What you return must be the lines of the data that hold the word "ffffff".

======== Supplied material ========

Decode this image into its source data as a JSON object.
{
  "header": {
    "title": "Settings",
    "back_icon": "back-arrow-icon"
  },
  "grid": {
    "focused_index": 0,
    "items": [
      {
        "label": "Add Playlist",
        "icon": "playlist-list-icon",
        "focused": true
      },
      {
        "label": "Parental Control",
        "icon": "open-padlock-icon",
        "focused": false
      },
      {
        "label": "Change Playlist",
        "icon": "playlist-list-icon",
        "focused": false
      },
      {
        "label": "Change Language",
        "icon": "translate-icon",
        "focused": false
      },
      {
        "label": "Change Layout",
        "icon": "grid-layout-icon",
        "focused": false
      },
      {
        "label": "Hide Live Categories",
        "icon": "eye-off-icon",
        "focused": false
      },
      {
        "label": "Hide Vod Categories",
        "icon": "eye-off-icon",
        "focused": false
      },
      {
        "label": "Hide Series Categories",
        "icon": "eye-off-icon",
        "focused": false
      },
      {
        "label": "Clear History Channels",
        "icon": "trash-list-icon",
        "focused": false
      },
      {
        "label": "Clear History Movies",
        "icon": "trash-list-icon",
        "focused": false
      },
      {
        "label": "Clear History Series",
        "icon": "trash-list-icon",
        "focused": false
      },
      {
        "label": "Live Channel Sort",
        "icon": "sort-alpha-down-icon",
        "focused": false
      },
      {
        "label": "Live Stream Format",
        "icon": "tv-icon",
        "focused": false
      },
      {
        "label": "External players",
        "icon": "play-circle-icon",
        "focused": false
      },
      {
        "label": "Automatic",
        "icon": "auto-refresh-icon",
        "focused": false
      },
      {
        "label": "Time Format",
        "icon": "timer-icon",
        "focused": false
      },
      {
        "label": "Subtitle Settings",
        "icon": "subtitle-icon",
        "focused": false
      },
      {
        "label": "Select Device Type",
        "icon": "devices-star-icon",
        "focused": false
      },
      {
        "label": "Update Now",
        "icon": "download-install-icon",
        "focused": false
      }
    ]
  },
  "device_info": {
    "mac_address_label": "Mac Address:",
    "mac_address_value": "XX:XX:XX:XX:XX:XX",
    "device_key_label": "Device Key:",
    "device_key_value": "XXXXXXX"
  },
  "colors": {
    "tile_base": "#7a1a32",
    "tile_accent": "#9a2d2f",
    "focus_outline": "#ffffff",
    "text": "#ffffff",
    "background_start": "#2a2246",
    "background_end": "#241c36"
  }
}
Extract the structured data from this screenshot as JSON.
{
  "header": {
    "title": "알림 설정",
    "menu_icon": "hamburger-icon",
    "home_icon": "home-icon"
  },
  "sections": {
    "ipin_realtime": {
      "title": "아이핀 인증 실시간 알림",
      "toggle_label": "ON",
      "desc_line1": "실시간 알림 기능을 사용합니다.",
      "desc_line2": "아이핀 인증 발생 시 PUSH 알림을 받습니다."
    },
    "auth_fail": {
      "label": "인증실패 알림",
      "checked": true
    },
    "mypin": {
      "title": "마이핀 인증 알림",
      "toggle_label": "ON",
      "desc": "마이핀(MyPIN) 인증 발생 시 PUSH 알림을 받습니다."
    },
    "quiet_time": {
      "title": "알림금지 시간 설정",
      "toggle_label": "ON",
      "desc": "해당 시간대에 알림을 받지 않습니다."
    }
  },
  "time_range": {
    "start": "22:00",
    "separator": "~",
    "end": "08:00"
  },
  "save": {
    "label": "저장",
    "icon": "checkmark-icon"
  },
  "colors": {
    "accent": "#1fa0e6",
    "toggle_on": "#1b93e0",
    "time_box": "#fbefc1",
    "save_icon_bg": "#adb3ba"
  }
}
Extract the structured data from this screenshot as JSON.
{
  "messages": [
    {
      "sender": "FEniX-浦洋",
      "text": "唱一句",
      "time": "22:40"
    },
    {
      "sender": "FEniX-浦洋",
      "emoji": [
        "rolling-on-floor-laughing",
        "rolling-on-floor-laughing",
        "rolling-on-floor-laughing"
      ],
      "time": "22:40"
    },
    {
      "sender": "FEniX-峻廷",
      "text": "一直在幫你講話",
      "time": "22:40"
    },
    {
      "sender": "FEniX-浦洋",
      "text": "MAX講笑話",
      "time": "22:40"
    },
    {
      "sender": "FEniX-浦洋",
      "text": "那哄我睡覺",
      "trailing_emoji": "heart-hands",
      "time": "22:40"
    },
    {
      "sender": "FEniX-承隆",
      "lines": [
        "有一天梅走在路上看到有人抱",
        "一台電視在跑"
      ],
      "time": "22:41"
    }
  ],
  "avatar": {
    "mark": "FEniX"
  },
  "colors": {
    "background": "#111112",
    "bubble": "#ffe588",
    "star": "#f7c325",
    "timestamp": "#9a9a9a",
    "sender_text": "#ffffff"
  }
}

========

* Final answer:
    "focus_outline": "#ffffff",
    "text": "#ffffff",
    "sender_text": "#ffffff"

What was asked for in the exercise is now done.